It’s a good idea to have a qualified attorney review a seller-financed mortgage contract, both for sellers and buyers. An attorney can identify potential issues and suggest corrections to avoid future confusion.
Pros and Cons of Seller Financing
Seller financing has advantages and disadvantages to be aware of.
Advantages for Sellers
Homeowners seeking to quickly get their homes off the market may find seller financing beneficial. People unable to qualify for traditional mortgages, such as those with bad or no credit, will take an interest in your property. You may be able to sell the home as-is without making any repairs or improvements.
Since the seller sets the terms of the agreement, you can maximize your sales price and save on closing costs. For example, sellers can ask for a higher sales price in exchange for accepting a buyer with a less-than-stellar credit history. They can also ask buyers to assume some or all of the closing costs, so the seller doesn’t need to come up with money out of their pocket. Buyers with few other alternatives will be more likely to accept the terms you set, even if they’re unfavorable to them.
Finally, sellers don’t need to assume long-term risk from a seller held mortgage. Instead, they can sell the mortgage note to a company willing to purchase it. The loan buyer will reward them with a lump-sum payment they can use for a down payment on a new home or some other purpose. Plus, the loan buyer will assume the future risk of the mortgage and all further collection activity.
Advantages for Buyers
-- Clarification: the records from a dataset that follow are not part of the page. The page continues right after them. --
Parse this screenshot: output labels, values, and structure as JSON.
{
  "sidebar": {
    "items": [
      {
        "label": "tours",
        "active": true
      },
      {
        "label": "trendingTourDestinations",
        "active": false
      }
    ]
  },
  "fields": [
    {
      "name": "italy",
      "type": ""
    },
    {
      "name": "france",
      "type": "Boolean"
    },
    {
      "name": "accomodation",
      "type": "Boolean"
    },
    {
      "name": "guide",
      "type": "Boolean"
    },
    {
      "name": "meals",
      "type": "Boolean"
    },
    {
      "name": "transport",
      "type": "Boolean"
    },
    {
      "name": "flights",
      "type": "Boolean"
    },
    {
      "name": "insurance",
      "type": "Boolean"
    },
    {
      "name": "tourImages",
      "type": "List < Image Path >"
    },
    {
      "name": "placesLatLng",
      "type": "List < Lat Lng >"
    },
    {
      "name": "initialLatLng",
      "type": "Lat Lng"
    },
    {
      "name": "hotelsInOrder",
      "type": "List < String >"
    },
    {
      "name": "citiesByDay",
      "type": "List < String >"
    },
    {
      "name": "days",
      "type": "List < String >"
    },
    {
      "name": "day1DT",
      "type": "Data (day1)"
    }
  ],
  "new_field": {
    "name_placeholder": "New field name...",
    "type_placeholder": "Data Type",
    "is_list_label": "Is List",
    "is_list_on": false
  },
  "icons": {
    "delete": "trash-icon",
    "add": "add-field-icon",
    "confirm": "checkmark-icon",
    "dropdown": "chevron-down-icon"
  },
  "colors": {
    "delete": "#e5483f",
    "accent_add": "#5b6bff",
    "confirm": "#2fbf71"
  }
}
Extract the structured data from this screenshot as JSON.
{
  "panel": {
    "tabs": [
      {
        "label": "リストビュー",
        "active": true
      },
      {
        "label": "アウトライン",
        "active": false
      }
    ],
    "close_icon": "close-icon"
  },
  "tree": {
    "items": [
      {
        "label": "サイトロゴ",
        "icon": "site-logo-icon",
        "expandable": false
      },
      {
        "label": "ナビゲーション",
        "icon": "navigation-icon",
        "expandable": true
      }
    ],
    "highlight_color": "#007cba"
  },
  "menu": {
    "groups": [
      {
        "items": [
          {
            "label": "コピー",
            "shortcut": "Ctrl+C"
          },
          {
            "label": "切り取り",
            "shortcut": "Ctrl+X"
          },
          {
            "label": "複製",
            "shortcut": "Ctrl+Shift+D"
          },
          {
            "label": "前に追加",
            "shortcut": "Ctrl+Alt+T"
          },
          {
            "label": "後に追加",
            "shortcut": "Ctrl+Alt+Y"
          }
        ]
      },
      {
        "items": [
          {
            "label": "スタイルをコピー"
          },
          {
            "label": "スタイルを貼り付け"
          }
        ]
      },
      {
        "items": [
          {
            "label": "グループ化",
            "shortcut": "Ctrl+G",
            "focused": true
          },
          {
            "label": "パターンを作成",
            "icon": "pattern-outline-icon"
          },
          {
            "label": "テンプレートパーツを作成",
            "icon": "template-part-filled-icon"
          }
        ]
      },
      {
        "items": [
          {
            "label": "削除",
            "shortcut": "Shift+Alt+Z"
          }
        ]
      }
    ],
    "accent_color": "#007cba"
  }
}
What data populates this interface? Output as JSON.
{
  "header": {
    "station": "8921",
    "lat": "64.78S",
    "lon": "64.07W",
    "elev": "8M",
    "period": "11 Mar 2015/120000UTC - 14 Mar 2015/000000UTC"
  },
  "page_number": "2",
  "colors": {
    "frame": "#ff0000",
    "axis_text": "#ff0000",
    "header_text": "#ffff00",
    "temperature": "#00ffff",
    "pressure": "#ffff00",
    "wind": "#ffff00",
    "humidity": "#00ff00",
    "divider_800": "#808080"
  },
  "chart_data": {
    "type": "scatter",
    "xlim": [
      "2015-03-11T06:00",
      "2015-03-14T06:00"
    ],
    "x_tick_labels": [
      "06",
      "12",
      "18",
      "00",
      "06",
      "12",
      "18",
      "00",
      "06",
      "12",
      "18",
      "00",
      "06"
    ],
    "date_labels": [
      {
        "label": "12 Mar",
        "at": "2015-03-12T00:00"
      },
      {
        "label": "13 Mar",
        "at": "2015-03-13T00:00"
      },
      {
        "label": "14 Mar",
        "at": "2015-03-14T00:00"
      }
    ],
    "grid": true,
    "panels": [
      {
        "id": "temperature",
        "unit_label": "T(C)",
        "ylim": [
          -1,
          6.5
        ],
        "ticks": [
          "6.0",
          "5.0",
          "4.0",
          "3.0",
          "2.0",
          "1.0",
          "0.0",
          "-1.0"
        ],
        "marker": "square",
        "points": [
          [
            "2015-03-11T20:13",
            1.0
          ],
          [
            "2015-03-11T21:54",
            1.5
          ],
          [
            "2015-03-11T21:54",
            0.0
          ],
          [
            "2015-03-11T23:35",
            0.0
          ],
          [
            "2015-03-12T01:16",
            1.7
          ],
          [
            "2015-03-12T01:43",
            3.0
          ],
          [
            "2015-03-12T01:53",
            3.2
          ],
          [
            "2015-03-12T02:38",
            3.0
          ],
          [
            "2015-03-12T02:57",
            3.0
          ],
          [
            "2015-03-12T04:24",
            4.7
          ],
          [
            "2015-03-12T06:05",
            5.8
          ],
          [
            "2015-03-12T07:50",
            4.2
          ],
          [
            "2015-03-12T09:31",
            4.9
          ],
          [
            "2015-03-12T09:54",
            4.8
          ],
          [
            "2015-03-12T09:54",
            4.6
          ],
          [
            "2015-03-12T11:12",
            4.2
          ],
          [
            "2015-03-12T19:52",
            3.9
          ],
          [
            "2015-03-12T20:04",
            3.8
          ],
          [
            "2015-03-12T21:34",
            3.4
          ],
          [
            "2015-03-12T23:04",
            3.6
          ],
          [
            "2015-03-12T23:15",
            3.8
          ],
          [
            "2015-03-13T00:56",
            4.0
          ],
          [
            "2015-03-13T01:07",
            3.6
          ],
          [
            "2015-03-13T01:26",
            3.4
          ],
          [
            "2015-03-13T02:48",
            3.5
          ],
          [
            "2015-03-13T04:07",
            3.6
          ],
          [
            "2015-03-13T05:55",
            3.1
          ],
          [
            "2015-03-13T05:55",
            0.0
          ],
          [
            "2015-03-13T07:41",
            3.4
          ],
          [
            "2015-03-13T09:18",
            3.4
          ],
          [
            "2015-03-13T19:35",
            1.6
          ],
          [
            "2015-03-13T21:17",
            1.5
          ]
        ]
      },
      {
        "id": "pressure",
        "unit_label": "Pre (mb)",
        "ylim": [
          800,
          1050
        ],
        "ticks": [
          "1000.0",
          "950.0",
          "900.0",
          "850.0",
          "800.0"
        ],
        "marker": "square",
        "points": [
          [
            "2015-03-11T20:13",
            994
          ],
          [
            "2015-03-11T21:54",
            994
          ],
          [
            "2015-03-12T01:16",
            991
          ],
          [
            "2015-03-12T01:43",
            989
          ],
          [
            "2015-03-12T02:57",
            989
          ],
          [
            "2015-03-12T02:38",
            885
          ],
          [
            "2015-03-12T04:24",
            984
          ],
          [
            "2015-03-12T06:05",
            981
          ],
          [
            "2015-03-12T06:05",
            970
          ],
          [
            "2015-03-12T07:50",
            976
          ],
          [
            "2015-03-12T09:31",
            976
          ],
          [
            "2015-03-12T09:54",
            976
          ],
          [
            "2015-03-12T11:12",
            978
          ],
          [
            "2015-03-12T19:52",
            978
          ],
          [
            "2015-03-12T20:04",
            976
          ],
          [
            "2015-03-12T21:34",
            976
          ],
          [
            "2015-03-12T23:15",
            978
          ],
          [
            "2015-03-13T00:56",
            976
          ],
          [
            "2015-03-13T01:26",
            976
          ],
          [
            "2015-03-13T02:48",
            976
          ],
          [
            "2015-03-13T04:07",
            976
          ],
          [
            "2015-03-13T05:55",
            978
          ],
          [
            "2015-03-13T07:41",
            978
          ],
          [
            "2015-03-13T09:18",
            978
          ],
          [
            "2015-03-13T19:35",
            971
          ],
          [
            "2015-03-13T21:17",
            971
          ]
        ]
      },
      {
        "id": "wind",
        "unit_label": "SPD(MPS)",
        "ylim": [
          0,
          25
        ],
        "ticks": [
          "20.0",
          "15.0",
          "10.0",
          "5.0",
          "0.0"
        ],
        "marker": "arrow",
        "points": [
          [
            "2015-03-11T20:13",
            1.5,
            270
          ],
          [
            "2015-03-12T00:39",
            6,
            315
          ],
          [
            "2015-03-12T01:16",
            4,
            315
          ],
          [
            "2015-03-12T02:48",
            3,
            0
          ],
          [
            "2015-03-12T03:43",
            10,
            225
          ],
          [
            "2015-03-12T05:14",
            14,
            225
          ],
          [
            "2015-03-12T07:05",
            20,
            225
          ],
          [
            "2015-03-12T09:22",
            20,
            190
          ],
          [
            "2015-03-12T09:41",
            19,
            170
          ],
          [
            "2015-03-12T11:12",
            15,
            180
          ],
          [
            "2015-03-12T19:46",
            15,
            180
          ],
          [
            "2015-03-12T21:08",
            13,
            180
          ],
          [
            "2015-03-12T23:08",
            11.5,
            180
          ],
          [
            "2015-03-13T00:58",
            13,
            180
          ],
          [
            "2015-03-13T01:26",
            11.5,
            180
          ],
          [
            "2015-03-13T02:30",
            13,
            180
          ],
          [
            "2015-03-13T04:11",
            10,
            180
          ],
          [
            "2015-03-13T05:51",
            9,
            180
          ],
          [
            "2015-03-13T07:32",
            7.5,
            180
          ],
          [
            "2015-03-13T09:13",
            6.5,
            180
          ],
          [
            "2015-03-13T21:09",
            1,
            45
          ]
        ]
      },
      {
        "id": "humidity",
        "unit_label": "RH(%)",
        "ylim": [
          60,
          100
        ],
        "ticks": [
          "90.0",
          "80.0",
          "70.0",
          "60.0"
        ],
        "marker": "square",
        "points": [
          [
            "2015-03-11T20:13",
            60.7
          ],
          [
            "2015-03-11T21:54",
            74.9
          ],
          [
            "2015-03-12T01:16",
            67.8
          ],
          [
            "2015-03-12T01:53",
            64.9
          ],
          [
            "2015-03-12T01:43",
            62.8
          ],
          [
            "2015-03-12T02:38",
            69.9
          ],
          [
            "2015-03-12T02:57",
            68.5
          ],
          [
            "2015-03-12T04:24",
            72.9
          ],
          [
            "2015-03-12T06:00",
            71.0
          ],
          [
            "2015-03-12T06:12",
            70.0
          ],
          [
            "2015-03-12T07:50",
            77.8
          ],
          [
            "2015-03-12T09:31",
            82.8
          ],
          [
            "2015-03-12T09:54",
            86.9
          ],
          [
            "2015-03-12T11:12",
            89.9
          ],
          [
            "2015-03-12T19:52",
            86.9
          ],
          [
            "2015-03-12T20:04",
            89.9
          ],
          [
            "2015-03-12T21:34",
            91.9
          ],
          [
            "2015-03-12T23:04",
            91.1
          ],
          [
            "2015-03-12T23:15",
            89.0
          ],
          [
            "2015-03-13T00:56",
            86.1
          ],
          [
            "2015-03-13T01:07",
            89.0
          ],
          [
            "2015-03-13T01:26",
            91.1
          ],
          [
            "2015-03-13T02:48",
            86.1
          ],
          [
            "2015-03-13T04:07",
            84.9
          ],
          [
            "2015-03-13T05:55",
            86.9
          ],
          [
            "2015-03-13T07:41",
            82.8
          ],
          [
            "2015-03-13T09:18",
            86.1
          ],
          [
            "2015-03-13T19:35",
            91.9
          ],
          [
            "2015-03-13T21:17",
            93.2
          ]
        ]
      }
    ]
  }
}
Buyers with poor credit may find seller-financed mortgages to be the only homeownership alternative available until they can improve their credit history. Since the seller sets the loan terms, they can set their qualification criteria, which may be less stringent than a bank’s.
Another advantage to buyers is flexibility. Buyers can ask the seller to exclude items that traditional mortgages usually require, such as private mortgage insurance (PMI) premiums. PMI costs are typical when the buyer doesn’t have enough money to make a 20% down payment on the home. They may significantly increase a buyer’s monthly mortgage payment.
Disadvantages for Buyers and Sellers
Seller financing does have its drawbacks that both buyers and sellers should understand.
The primary drawback to sellers is the risk. The seller assumes all the risks and rewards of the mortgage note. If the buyer defaults on the loan, it can impact the seller’s financial circumstances.
Buyers also face potential disadvantages. If they’re looking for a seller-financed property because they can’t qualify for a traditional mortgage, the seller may charge a higher interest rate or sales price to cover the risk they’re assuming. Some sellers may require a more sizeable down payment, too.
Since seller-financed mortgages aren’t subject to as many regulations, buyers may lack some protections. Buyers should carefully evaluate a mortgage contract with their attorney before signing it to ensure they fully understand the terms.
Seller Financing: An Alternative to Traditional Mortgages
While seller financing isn’t for everyone, it does have significant advantages for both sellers and buyers. Buyers who can’t qualify for a traditional mortgage will appreciate the opportunity for homeownership, even if they must pay a higher interest rate or purchase price. Sellers who want to get their home off the market quickly will find seller financing a good option.
Before finalizing a seller-financing agreement, make sure both buyers and sellers understand their responsibilities to one another. Both parties should seek help from an attorney to ensure they protect their interests in the contract.